[Extracted records]
------------------------------------

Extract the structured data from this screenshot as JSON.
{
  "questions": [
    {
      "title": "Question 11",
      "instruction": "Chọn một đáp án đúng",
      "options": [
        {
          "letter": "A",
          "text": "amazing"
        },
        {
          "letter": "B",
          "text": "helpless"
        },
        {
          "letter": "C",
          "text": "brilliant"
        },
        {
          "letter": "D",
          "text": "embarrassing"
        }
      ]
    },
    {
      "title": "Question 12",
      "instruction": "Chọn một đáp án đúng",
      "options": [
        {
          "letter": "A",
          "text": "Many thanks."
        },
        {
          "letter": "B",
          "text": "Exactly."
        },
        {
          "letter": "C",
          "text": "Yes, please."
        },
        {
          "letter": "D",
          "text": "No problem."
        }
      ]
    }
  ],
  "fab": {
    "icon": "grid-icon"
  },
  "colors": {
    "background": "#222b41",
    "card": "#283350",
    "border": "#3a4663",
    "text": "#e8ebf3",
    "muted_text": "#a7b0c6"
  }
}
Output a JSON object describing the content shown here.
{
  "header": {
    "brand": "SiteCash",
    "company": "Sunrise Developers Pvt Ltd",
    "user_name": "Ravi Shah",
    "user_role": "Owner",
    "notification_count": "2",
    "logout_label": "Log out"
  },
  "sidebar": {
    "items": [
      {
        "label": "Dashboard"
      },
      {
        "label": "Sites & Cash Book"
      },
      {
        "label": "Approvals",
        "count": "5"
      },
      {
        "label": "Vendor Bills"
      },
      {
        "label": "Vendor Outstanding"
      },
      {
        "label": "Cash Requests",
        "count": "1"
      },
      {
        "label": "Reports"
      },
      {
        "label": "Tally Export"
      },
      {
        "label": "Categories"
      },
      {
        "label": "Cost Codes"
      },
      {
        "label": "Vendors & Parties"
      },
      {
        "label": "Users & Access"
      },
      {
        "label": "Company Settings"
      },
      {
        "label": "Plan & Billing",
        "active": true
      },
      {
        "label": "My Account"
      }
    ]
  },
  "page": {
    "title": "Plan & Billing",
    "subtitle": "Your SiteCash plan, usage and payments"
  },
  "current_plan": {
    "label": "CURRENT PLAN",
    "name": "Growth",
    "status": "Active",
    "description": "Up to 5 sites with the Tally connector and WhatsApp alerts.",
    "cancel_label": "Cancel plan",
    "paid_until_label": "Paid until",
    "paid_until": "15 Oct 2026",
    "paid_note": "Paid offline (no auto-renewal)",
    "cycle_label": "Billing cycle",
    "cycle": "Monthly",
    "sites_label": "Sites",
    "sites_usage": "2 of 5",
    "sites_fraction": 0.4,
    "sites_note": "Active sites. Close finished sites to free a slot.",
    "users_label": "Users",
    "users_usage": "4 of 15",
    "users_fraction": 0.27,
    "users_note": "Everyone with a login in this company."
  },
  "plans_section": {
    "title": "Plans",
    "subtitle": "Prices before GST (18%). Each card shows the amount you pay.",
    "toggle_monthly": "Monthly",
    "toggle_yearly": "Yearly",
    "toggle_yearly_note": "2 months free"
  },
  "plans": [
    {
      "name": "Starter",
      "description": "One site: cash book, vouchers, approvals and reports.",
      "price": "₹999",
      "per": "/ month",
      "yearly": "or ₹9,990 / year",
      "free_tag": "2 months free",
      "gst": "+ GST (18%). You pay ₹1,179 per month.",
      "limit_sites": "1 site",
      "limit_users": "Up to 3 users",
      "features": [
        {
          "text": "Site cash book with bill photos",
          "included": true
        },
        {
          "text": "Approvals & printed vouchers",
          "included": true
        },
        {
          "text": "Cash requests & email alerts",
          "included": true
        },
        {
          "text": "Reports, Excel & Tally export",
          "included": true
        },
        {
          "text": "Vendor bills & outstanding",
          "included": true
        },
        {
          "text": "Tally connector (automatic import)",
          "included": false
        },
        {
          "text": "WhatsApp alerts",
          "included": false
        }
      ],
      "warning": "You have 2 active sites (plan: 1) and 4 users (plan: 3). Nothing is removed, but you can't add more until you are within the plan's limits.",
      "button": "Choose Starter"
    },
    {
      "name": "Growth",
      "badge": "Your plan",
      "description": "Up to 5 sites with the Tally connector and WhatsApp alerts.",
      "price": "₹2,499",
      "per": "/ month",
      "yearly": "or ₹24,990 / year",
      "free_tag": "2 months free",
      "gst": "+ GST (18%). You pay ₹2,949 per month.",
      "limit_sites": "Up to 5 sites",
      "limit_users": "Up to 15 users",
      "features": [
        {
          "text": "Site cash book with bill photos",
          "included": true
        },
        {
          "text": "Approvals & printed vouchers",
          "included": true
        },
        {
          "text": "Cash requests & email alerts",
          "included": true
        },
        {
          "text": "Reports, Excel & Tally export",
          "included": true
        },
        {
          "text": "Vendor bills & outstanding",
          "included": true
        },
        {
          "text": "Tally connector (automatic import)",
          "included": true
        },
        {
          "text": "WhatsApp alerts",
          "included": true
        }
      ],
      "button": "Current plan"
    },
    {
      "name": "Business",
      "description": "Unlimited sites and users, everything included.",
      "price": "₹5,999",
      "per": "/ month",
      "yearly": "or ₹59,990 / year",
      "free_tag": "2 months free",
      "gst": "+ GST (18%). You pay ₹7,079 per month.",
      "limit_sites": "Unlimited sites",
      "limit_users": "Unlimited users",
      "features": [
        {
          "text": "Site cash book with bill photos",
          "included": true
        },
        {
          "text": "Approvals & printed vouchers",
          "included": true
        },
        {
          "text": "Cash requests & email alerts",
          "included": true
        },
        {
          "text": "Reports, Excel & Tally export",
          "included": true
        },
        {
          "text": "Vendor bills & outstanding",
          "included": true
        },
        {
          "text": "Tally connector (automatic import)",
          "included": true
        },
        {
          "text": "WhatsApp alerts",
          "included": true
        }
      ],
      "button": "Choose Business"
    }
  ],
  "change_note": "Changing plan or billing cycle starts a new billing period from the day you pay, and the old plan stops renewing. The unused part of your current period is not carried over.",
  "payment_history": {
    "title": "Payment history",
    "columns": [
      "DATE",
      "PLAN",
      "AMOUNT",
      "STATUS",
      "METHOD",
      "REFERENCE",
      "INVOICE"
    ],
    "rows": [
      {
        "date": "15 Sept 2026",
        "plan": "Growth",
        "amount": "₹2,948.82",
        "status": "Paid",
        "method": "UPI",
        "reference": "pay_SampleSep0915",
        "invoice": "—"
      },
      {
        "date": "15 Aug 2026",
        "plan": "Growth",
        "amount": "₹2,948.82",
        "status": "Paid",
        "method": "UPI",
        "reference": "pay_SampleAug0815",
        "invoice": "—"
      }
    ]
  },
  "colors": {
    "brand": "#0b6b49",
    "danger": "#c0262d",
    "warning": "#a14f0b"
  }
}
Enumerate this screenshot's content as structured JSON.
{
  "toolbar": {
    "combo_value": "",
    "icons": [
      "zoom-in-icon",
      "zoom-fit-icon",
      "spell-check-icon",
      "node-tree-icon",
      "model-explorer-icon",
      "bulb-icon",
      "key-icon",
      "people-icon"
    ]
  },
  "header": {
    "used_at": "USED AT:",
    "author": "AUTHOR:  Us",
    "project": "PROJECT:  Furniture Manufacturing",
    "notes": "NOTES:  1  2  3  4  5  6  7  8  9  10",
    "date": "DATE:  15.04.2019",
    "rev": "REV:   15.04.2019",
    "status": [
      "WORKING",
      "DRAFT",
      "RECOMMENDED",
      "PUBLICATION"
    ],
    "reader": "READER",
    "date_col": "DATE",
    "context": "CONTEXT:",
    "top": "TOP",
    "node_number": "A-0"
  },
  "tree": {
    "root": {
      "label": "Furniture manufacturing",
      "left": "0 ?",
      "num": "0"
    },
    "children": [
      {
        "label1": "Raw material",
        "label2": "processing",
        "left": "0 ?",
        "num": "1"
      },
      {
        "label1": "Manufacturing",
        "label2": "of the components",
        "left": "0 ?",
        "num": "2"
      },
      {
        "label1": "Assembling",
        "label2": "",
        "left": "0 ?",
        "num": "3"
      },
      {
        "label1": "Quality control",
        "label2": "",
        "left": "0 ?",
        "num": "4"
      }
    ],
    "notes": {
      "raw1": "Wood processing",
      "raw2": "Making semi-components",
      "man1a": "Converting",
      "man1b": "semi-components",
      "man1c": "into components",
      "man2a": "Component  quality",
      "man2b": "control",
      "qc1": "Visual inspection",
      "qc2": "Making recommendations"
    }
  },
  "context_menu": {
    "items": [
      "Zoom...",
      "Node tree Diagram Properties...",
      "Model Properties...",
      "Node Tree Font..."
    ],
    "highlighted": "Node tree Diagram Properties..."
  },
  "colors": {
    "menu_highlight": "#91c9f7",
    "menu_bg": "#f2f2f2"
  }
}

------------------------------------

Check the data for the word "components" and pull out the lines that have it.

* Finished exercise:
        "label2": "of the components",
      "raw2": "Making semi-components",
      "man1b": "semi-components",
      "man1c": "into components",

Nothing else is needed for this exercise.